What can be done about the frightening complex of alcoholism, violence and death on the reserves is anything but clear. Different panaceas have been popular at different times. I recall when education was declared, ad nauseum, to be the key. Repeatedly, new federal ministers have announced new programs by which, once and for all, housing conditions were to be brought to a decent standard. Brave new programs in economic development emerge from time to time.

The commitment in financial terms has been significant. Federal expenditures on Aboriginal programs have grown from 2.1% of overall federal expenditures (excluding expenditures on public debt) in 1975-76 to 4.2% in 1992-93. In per capita terms, this spending is now in the order of $12,400 for each status Indian living on-reserve or in a crown land settlement.

Now we hear much of the inherent right to self-government, of the need for separate Aboriginal justice systems, of how we Must settle outstanding land claims, of the need for Indians to take charge of their own education and welfare, of how everything will come right when First Nations have control of their own destiny.

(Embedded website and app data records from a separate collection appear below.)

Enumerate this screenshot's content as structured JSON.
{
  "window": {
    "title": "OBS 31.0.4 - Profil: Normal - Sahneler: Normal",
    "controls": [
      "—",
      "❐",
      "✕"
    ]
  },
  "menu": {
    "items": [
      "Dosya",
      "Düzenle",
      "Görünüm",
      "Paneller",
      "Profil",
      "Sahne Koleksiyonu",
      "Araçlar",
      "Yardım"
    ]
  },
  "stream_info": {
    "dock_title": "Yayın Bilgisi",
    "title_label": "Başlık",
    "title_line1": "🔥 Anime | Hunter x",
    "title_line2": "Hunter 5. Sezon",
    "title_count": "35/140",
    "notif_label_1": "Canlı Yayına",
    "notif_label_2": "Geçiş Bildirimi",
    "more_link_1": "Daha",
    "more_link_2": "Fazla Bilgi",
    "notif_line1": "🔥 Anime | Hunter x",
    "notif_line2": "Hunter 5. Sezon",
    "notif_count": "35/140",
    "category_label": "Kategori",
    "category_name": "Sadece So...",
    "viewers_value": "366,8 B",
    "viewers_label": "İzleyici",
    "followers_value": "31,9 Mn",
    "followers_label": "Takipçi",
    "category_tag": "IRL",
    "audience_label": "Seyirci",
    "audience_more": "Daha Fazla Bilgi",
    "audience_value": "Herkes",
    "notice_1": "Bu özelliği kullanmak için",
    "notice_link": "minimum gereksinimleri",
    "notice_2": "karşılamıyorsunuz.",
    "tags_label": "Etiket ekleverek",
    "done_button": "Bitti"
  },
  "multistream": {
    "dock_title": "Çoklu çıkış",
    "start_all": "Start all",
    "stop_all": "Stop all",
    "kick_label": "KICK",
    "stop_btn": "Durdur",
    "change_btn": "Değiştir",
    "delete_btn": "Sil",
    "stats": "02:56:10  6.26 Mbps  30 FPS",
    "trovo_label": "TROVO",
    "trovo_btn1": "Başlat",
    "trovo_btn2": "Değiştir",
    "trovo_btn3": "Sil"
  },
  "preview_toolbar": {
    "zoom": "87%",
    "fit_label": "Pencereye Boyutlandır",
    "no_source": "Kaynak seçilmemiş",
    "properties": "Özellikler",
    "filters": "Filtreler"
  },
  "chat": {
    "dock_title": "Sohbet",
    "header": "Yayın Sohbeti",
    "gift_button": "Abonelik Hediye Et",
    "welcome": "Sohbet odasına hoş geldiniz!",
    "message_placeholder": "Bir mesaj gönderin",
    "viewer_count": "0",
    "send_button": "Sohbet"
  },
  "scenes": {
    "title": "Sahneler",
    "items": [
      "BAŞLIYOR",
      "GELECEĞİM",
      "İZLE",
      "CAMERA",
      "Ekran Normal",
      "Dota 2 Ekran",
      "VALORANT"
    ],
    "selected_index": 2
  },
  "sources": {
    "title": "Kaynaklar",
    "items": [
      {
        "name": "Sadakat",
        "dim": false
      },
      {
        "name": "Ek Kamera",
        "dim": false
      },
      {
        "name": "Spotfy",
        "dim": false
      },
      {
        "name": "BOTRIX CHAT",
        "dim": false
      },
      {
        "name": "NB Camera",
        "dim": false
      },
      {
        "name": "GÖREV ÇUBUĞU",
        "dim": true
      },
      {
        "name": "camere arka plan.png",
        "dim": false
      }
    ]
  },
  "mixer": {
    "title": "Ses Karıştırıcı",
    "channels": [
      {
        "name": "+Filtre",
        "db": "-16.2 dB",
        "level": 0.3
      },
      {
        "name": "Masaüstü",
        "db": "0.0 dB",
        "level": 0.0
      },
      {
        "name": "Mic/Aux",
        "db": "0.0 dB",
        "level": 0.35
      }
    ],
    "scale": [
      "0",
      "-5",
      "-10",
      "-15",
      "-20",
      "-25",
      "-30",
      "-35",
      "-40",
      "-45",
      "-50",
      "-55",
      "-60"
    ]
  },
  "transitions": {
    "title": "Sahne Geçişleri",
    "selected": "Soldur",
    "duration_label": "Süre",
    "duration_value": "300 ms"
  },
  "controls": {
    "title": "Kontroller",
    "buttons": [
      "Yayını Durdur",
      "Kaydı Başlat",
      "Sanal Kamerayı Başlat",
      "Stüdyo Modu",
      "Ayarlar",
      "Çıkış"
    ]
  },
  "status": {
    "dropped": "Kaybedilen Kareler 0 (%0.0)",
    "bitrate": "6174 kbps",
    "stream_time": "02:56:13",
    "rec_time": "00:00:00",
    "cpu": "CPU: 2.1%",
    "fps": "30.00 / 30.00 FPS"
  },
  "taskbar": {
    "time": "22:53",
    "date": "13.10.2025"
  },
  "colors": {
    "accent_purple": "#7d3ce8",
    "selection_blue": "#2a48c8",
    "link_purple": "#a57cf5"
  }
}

With qualification, I sympathize with much of the change being proposed, but I am skeptical of the assumption it will coincidentally purge the myriad social ills that plague aboriginal communities.